Money can buy you an assured lifestyle and may be insurance, but in the sporting arena, top-dollar need not necessarily translate into a blistering performance. ‘The early days’ caveat still remains, but there is no denying that it is the unsung players who have largely performed.

Australia’s Maxwell has been instrumental in Kings XI leading the points tally with an all-win record during the first fortnight. With scores of 95, 89, 95 and 15, Maxwell has shown that the faith reposed in him by his team, was not unfounded. He bowls off-spin too and that adds to the options.

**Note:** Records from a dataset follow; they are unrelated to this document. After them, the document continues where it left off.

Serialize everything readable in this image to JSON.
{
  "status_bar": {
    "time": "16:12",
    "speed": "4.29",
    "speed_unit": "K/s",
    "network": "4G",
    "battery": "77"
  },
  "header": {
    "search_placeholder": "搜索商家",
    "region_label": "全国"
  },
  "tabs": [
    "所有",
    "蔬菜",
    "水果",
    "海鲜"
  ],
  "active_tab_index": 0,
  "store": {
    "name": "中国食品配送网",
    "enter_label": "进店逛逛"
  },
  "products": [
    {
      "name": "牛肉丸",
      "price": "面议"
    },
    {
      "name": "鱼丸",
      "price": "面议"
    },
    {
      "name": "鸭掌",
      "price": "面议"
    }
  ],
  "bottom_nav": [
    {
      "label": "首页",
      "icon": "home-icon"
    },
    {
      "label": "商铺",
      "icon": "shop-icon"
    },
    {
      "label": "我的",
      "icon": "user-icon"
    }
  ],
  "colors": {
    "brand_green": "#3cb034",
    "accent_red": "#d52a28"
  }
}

Maxwell’s powerful strikes drew in praise even during the ICC World Twenty20 in Bangladesh and R. Ashwin then said: “Maxwell has been playing some awesome cricket, in real honesty. I heard a few words, that he’s a free spirit. He just comes and keeps banging, you don’t know what happens. When somebody is in such form, you have to take your hat off and say he’s done pretty well.”

For the moment, the Australian has also usurped Chris Gayle’s throne meant for a big-hitting player. The Caribbean star though is laid low by a sore back and hasn’t turned up for RCB in its early fixtures.

The others like Smith, McCullum, Duminy and Miller, have embraced consistency and offered comfort to their skippers. After the auction, CSK coach Stephen Fleming had spoken about how McCullum offered utility to the team and the New Zealander has lived up to his former captain’s faith. Just as the so-called low- spotlight players (at least in terms of the money that they relatively gained) have surprised many with their stellar show, the high-profile ones like Yuvraj and Karthik are still finding their feet.

There is no mistaking Yuvraj’s talent and power to pummel the ball all over the park and there is no underestimating Karthik’s ability that is allied with his introspective bouts and excessive training that are supposed to help him find a way back to the Indian squad. It is just that their cold start in IPL Season Seven, is another pointer to sport’s propensity to flummox the brightest athletes and the attendant media. It would also be a touch unfair to focus entirely on just Yuvraj and Karthik because many other leading players haven’t found their mettle yet, be it M. S. Dhoni, Virender Sehwag, David Warner, Virat Kohli, A. B. de Villiers or Gautam Gambhir.

The coming weeks will show whether the expensive punts placed on Yuvraj, Karthik and a few others by indulgent team-owners, yield the desired results. But for now, sport’s ability to constantly gift us a bag of surprises continues. Finally when the IPL bandwagon leaves the UAE, the overwhelming theme would be the disdain that ripples across Maxwell’s bat while the sense of wonder around the money spent on Yuvraj recedes in the rear-view mirror.